Entries from a dataset of interfaces
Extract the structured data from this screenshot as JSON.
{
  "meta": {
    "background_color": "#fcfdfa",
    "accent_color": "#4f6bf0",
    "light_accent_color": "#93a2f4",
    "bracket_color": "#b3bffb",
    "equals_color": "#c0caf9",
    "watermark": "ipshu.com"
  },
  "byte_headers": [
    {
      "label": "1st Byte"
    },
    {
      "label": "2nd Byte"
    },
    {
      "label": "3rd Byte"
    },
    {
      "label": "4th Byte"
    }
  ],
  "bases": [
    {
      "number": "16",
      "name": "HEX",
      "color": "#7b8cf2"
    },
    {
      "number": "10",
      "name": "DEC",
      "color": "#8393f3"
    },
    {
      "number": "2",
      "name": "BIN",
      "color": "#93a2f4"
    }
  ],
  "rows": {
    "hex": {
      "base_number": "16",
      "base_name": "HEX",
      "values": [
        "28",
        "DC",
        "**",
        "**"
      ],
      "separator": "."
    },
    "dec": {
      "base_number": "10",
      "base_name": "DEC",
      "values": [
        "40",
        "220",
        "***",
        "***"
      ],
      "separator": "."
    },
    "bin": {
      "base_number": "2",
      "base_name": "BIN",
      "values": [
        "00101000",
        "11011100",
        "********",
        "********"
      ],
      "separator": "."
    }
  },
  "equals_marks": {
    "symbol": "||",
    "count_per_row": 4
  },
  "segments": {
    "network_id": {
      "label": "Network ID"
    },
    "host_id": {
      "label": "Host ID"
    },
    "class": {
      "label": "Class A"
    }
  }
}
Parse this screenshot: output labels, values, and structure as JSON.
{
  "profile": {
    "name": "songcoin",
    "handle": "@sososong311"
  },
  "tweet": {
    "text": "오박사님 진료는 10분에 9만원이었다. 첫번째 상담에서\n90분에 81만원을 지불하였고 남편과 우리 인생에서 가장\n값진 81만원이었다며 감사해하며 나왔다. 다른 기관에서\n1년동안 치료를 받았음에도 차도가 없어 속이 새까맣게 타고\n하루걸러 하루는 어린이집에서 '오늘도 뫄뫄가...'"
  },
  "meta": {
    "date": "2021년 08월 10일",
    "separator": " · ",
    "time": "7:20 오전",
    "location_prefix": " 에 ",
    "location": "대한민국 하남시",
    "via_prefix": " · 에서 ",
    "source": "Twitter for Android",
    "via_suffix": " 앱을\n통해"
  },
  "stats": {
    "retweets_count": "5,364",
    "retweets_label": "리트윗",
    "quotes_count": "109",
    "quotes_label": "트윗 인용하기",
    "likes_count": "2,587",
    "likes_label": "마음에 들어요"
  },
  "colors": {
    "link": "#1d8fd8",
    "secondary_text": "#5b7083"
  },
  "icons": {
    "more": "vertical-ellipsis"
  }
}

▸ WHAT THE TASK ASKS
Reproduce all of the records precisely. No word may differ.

▸ WRITTEN RESPONSE
Extract the structured data from this screenshot as JSON.
{
  "meta": {
    "background_color": "#fcfdfa",
    "accent_color": "#4f6bf0",
    "light_accent_color": "#93a2f4",
    "bracket_color": "#b3bffb",
    "equals_color": "#c0caf9",
    "watermark": "ipshu.com"
  },
  "byte_headers": [
    {
      "label": "1st Byte"
    },
    {
      "label": "2nd Byte"
    },
    {
      "label": "3rd Byte"
    },
    {
      "label": "4th Byte"
    }
  ],
  "bases": [
    {
      "number": "16",
      "name": "HEX",
      "color": "#7b8cf2"
    },
    {
      "number": "10",
      "name": "DEC",
      "color": "#8393f3"
    },
    {
      "number": "2",
      "name": "BIN",
      "color": "#93a2f4"
    }
  ],
  "rows": {
    "hex": {
      "base_number": "16",
      "base_name": "HEX",
      "values": [
        "28",
        "DC",
        "**",
        "**"
      ],
      "separator": "."
    },
    "dec": {
      "base_number": "10",
      "base_name": "DEC",
      "values": [
        "40",
        "220",
        "***",
        "***"
      ],
      "separator": "."
    },
    "bin": {
      "base_number": "2",
      "base_name": "BIN",
      "values": [
        "00101000",
        "11011100",
        "********",
        "********"
      ],
      "separator": "."
    }
  },
  "equals_marks": {
    "symbol": "||",
    "count_per_row": 4
  },
  "segments": {
    "network_id": {
      "label": "Network ID"
    },
    "host_id": {
      "label": "Host ID"
    },
    "class": {
      "label": "Class A"
    }
  }
}
Parse this screenshot: output labels, values, and structure as JSON.
{
  "profile": {
    "name": "songcoin",
    "handle": "@sososong311"
  },
  "tweet": {
    "text": "오박사님 진료는 10분에 9만원이었다. 첫번째 상담에서\n90분에 81만원을 지불하였고 남편과 우리 인생에서 가장\n값진 81만원이었다며 감사해하며 나왔다. 다른 기관에서\n1년동안 치료를 받았음에도 차도가 없어 속이 새까맣게 타고\n하루걸러 하루는 어린이집에서 '오늘도 뫄뫄가...'"
  },
  "meta": {
    "date": "2021년 08월 10일",
    "separator": " · ",
    "time": "7:20 오전",
    "location_prefix": " 에 ",
    "location": "대한민국 하남시",
    "via_prefix": " · 에서 ",
    "source": "Twitter for Android",
    "via_suffix": " 앱을\n통해"
  },
  "stats": {
    "retweets_count": "5,364",
    "retweets_label": "리트윗",
    "quotes_count": "109",
    "quotes_label": "트윗 인용하기",
    "likes_count": "2,587",
    "likes_label": "마음에 들어요"
  },
  "colors": {
    "link": "#1d8fd8",
    "secondary_text": "#5b7083"
  },
  "icons": {
    "more": "vertical-ellipsis"
  }
}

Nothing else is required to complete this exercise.